A ground-water flow model of the Mississippi River Valley alluvial aquifer in eastern Arkansas, developed in 2003 to simulate the period of 1918-98, was validated with the addition of water-level and water-use data that extended the observation period to 2005. The original model (2003) was calibrated using water-level observations from 1972, 1982, 1992, and 1998, and water-use data through 1997. The original model subsequently was used to simulate water levels from 1999 to 2049 and showed that simulation of continued pumping at the 1997 water-use rate could not be sustained indefinitely without causing dry cells in the model.
After publication of the original ground-water flow model, a total of 3,616 water-level observations from 698 locations measured during the period of 1998 to 2005 became available. Additionally, water-use data were compiled and used for the same period, totaling 290,005 discrete water-use values from 43,440 wells with as many as 39,169 wells pumping in any one year. Total pumping (which is primarily agricultural) for this 8-year period was about 2.3 trillion cubic feet of water and was distributed over approximately 10,340 square miles within the model area.

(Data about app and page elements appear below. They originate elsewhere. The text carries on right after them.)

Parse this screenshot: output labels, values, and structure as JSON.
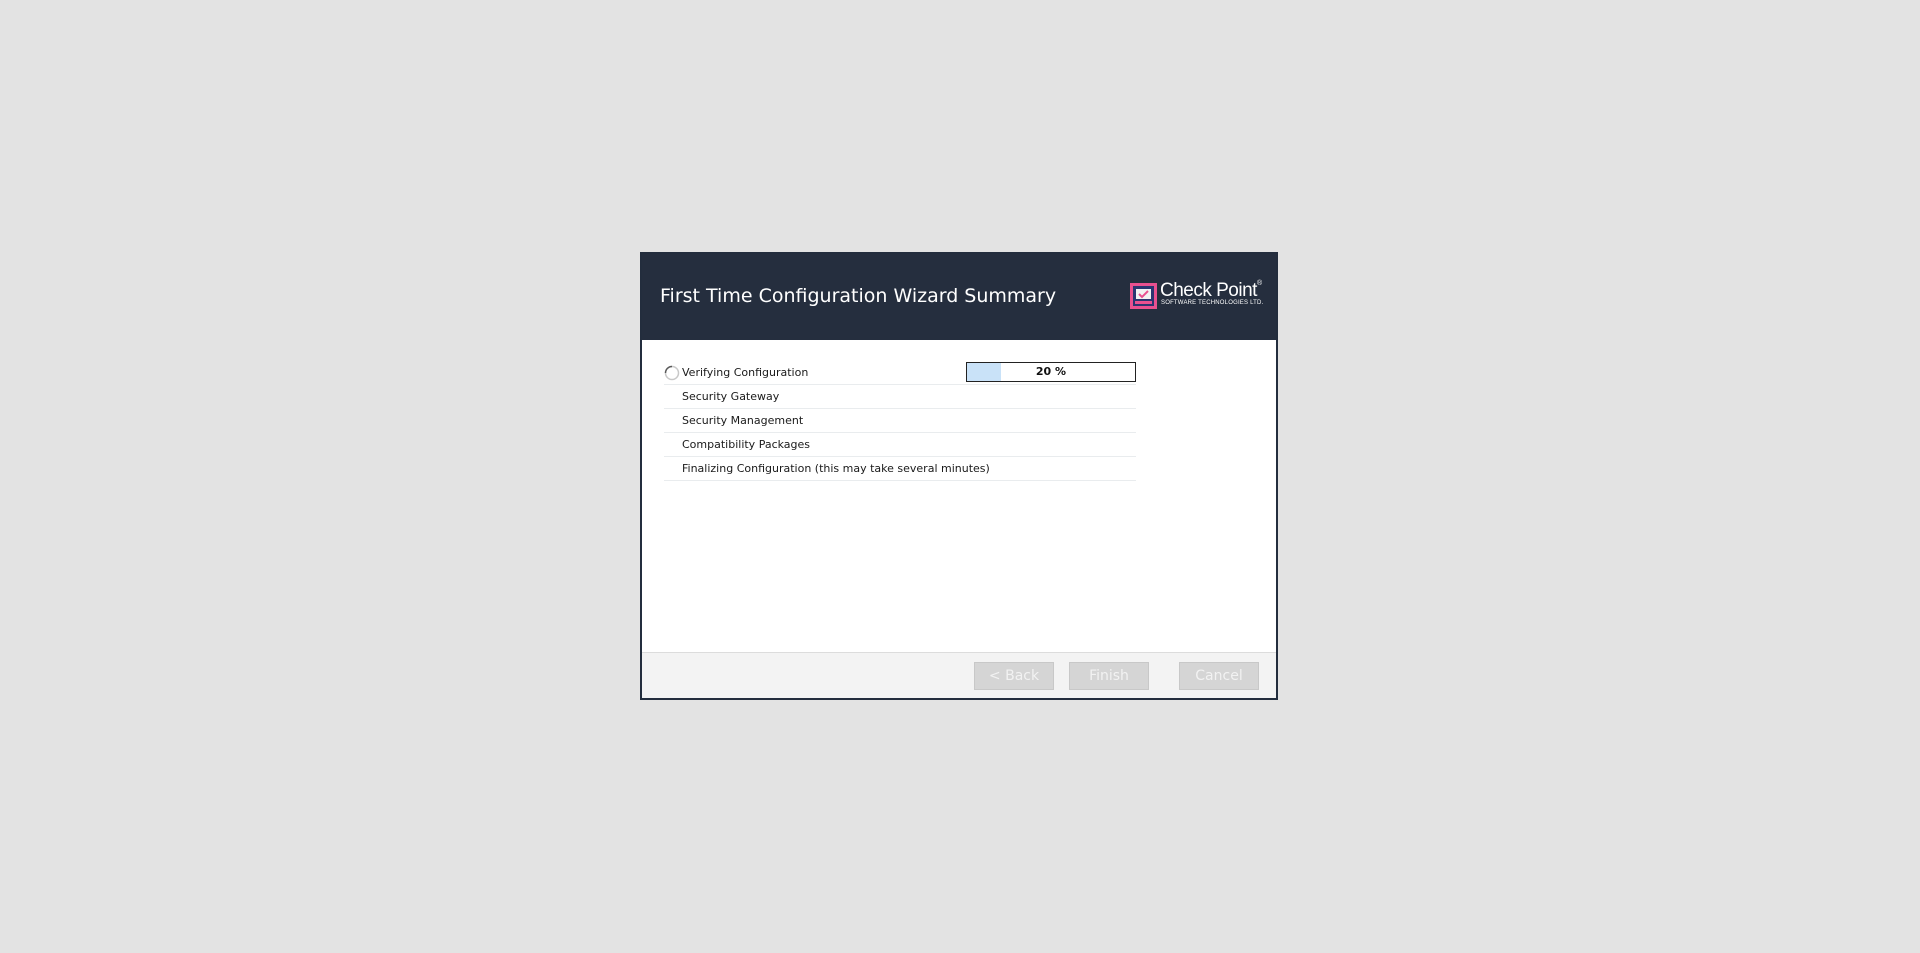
{
  "dialog": {
    "title": "First Time Configuration Wizard Summary",
    "logo": {
      "name": "Check Point",
      "registered": "®",
      "subtitle": "SOFTWARE TECHNOLOGIES LTD."
    }
  },
  "steps": [
    {
      "label": "Verifying Configuration",
      "status": "in-progress",
      "progress_label": "20 %",
      "progress_fraction": 0.2
    },
    {
      "label": "Security Gateway",
      "status": "pending"
    },
    {
      "label": "Security Management",
      "status": "pending"
    },
    {
      "label": "Compatibility Packages",
      "status": "pending"
    },
    {
      "label": "Finalizing Configuration (this may take several minutes)",
      "status": "pending"
    }
  ],
  "buttons": {
    "back": "< Back",
    "finish": "Finish",
    "cancel": "Cancel"
  },
  "colors": {
    "header_bg": "#252e3e",
    "progress_fill": "#c9e2f8",
    "page_bg": "#e3e3e3"
  },
  "icons": {
    "spinner": "loading-spinner-icon",
    "logo": "check-point-logo-icon"
  }
}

An updated version of the original ground-water flow model was used to simulate the period of 1998-2005 with the additional water-level and water-use data. Water-level observations for 1998-2005 ranged from 74 to 293 feet above National Geodetic Vertical Datum of 1929 across the model area. The maximum water-level residual (observed minus simulated water-level values) for the 3,616 water-level observations was 52 feet, the minimum water-level residual was 60 feet, the average annual root mean squared error was 8.2 feet, and the annual average absolute residual was 6.0 feet. A correlation coefficient value of 0.96 was calculated for the line of best fit for observed to simulated water levels for the combined 1998-2005 dataset, indicating a good fit to the data and an acceptable validation of the model.
After the validation process was completed, additional ground-water model simulations were run to evaluate the response of the aquifer with the 2005 water-use rate applied through 2049 (scenario 1) and the 2005 water-use rate increased 2 percent annually until 2049 (scenario 2). Scenario 1 resulted in 779 dry cells (779 square miles) by 2049 and scenario 2 resulted in 2,910 dry cells (2,910 square miles) by 2049. In both scenarios, the dry cells are concentrated in the Grand Prairie area and Cache River area west of Crowleys Ridge. However, scenario 2 resulted in dry cells to the east of Crowleys Ridge as well. A simulation applying the 1997 water-use rate contained in the original ground-water flow model resulted in 401 dry cells (401 square miles) in the Grand Prairie and Cache River areas.
Additional publication details
USGS Numbered Series
Validation of a Ground-Water Flow Model of the Mississippi River Valley Alluvial Aquifer Using Water-Level and Water-Use Data for 1998-2005 and Evaluation of Water-Use Scenarios